An infectious retroviral particle contains 1000–1500 molecules of the nucleocapsid protein (NC) that cover the diploid RNA genome. NC is a small zinc finger protein that possesses nucleic acid chaperone activity that enables NC to rearrange DNA and RNA molecules into the most thermodynamically stable structures usually those containing the maximum number of base pairs. Thanks to the chaperone activity, NC plays an essential role in reverse transcription of the retroviral genome by facilitating the strand transfer reactions of this process. In addition, these reactions are involved in recombination events that can generate multiple drug resistance mutations in the presence of anti-HIV-1 drugs. The strand transfer reactions rely on base pairing of folded DNA/RNA structures. The molecular mechanisms responsible for NC-mediated strand transfer reactions are presented and discussed in this review. Antiretroviral strategies targeting the NC-mediated strand transfer events are also discussed.
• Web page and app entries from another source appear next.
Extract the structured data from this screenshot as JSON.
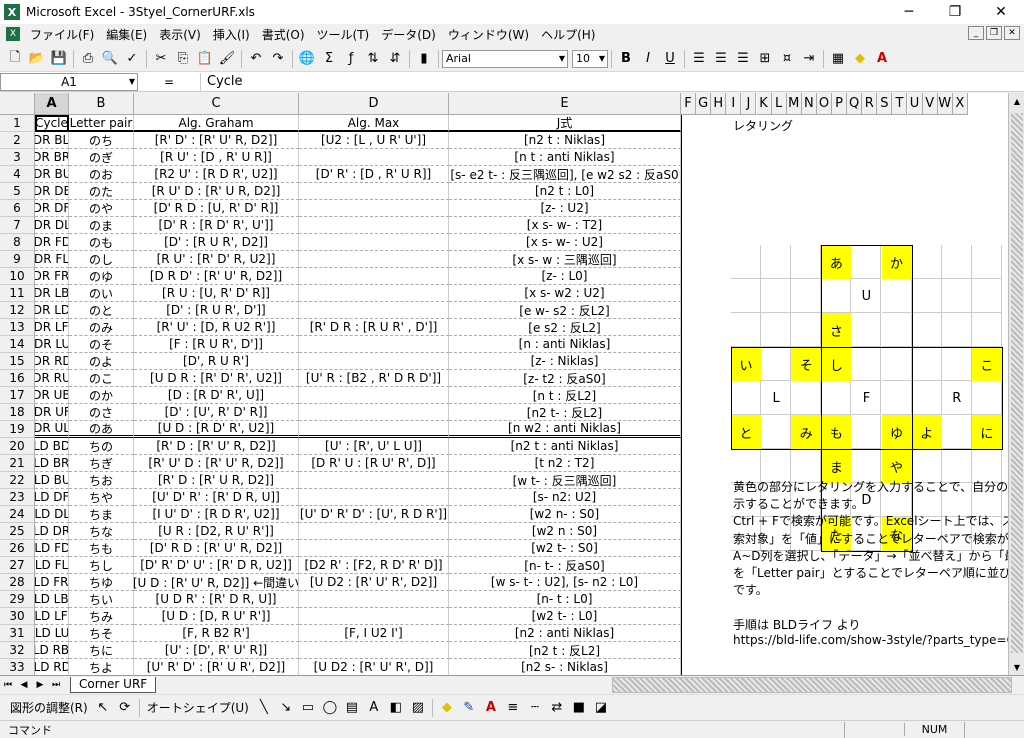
{
  "window": {
    "title": "Microsoft Excel - 3Styel_CornerURF.xls",
    "app_icon": "X"
  },
  "menu": [
    "ファイル(F)",
    "編集(E)",
    "表示(V)",
    "挿入(I)",
    "書式(O)",
    "ツール(T)",
    "データ(D)",
    "ウィンドウ(W)",
    "ヘルプ(H)"
  ],
  "toolbar": {
    "font": "Arial",
    "size": "10",
    "bold": "B",
    "italic": "I",
    "underline": "U"
  },
  "formula_bar": {
    "name_box": "A1",
    "equals": "=",
    "content": "Cycle"
  },
  "columns": [
    "A",
    "B",
    "C",
    "D",
    "E",
    "F",
    "G",
    "H",
    "I",
    "J",
    "K",
    "L",
    "M",
    "N",
    "O",
    "P",
    "Q",
    "R",
    "S",
    "T",
    "U",
    "V",
    "W",
    "X"
  ],
  "headers": [
    "Cycle",
    "Letter pair",
    "Alg. Graham",
    "Alg. Max",
    "J式"
  ],
  "rows": [
    [
      "BDR BLD",
      "のち",
      "[R' D' : [R' U' R, D2]]",
      "[U2 : [L , U R' U']]",
      "[n2 t : Niklas]"
    ],
    [
      "BDR BRU",
      "のぎ",
      "[R U' : [D , R' U R]]",
      "",
      "[n t : anti Niklas]"
    ],
    [
      "BDR BUL",
      "のお",
      "[R2 U' : [R D R', U2]]",
      "[D' R' : [D , R' U R]]",
      "[s- e2 t- : 反三隅巡回], [e w2 s2 : 反aS0"
    ],
    [
      "BDR DBL",
      "のた",
      "[R U' D : [R' U R, D2]]",
      "",
      "[n2 t : L0]"
    ],
    [
      "BDR DFR",
      "のや",
      "[D' R D : [U, R' D' R]]",
      "",
      "[z- : U2]"
    ],
    [
      "BDR DLF",
      "のま",
      "[D' R : [R D' R', U']]",
      "",
      "[x s- w- : T2]"
    ],
    [
      "BDR FDL",
      "のも",
      "[D' : [R U R', D2]]",
      "",
      "[x s- w- : U2]"
    ],
    [
      "BDR FLU",
      "のし",
      "[R U' : [R' D' R, U2]]",
      "",
      "[x s- w : 三隅巡回]"
    ],
    [
      "BDR FRD",
      "のゆ",
      "[D R D' : [R' U' R, D2]]",
      "",
      "[z- : L0]"
    ],
    [
      "BDR LBU",
      "のい",
      "[R U : [U, R' D' R]]",
      "",
      "[x s- w2 : U2]"
    ],
    [
      "BDR LDB",
      "のと",
      "[D' : [R U R', D']]",
      "",
      "[e w- s2 : 反L2]"
    ],
    [
      "BDR LFD",
      "のみ",
      "[R' U' : [D, R U2 R']]",
      "[R' D R : [R U R' , D']]",
      "[e s2 : 反L2]"
    ],
    [
      "BDR LUF",
      "のそ",
      "[F : [R U R', D']]",
      "",
      "[n : anti Niklas]"
    ],
    [
      "BDR RDF",
      "のよ",
      "[D', R U R']",
      "",
      "[z- : Niklas]"
    ],
    [
      "BDR RUB",
      "のこ",
      "[U D R : [R' D' R', U2]]",
      "[U' R : [B2 , R' D R D']]",
      "[z- t2 : 反aS0]"
    ],
    [
      "BDR UBR",
      "のか",
      "[D : [R D' R', U]]",
      "",
      "[n t : 反L2]"
    ],
    [
      "BDR UFL",
      "のさ",
      "[D' : [U', R' D' R]]",
      "",
      "[n2 t- : 反L2]"
    ],
    [
      "BDR ULB",
      "のあ",
      "[U D : [R D' R', U2]]",
      "",
      "[n w2 : anti Niklas]"
    ],
    [
      "BLD BDR",
      "ちの",
      "[R' D : [R' U' R, D2]]",
      "[U' : [R', U' L U]]",
      "[n2 t : anti Niklas]"
    ],
    [
      "BLD BRU",
      "ちぎ",
      "[R' U' D : [R' U' R, D2]]",
      "[D R' U : [R U' R', D]]",
      "[t n2 : T2]"
    ],
    [
      "BLD BUL",
      "ちお",
      "[R' D : [R' U R, D2]]",
      "",
      "[w t- : 反三隅巡回]"
    ],
    [
      "BLD DFR",
      "ちや",
      "[U' D' R' : [R' D R, U]]",
      "",
      "[s- n2: U2]"
    ],
    [
      "BLD DLF",
      "ちま",
      "[I U' D' : [R D R', U2]]",
      "[U' D' R' D' : [U', R D R']]",
      "[w2 n- : S0]"
    ],
    [
      "BLD DRB",
      "ちな",
      "[U R : [D2, R U' R']]",
      "",
      "[w2 n : S0]"
    ],
    [
      "BLD FDL",
      "ちも",
      "[D' R D : [R' U' R, D2]]",
      "",
      "[w2 t- : S0]"
    ],
    [
      "BLD FLU",
      "ちし",
      "[D' R' D' U' : [R' D R, U2]]",
      "[D2 R' : [F2, R D' R' D]]",
      "[n- t- : 反aS0]"
    ],
    [
      "BLD FRD",
      "ちゆ",
      "[U D : [R' U' R, D2]] ←間違い",
      "[U D2 : [R' U' R', D2]]",
      "[w s- t- : U2], [s- n2 : L0]"
    ],
    [
      "BLD LBU",
      "ちい",
      "[U D R' : [R' D R, U]]",
      "",
      "[n- t : L0]"
    ],
    [
      "BLD LFD",
      "ちみ",
      "[U D : [D, R U' R']]",
      "",
      "[w2 t- : L0]"
    ],
    [
      "BLD LUF",
      "ちそ",
      "[F, R B2 R']",
      "[F, I U2 I']",
      "[n2 : anti Niklas]"
    ],
    [
      "BLD RBD",
      "ちに",
      "[U' : [D', R' U' R]]",
      "",
      "[n2 t : 反L2]"
    ],
    [
      "BLD RDF",
      "ちよ",
      "[U' R' D' : [R' U R', D2]]",
      "[U D2 : [R' U' R', D]]",
      "[n2 s- : Niklas]"
    ]
  ],
  "lettering": {
    "title": "レタリング",
    "U_label": "U",
    "F_label": "F",
    "L_label": "L",
    "R_label": "R",
    "D_label": "D",
    "letters": {
      "u_tl": "あ",
      "u_tr": "か",
      "u_bl": "さ",
      "l_tl": "い",
      "l_tr": "そ",
      "l_bl": "と",
      "l_br": "み",
      "f_tl": "し",
      "f_bl": "も",
      "f_br": "ゆ",
      "r_tl": "よ",
      "r_tr": "こ",
      "r_br": "に",
      "d_tl": "ま",
      "d_tr": "や",
      "d_bl": "た",
      "d_br": "な"
    }
  },
  "notes": [
    "黄色の部分にレタリングを入力することで、自分の",
    "示することができます。",
    "Ctrl + Fで検索が可能です。Excelシート上では、ス",
    "索対象」を「値」にすることでレターペアで検索がで",
    "A~D列を選択し、「データ」→「並べ替え」から「最優",
    "を「Letter pair」とすることでレターペア順に並び替え",
    "です。",
    "",
    "手順は BLDライフ より",
    "https://bld-life.com/show-3style/?parts_type=Co"
  ],
  "sheet_tab": "Corner URF",
  "drawing": {
    "adjust": "図形の調整(R)",
    "autoshape": "オートシェイプ(U)"
  },
  "status": {
    "mode": "コマンド",
    "num": "NUM"
  }
}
René, B., Mauffret, O., & Fossé, P. (2018, December 1). Retroviral nucleocapsid proteins and DNA strand transfers. Biochimie Open. Elsevier B.V. https://doi.org/10.1016/j.biopen.2018.07.001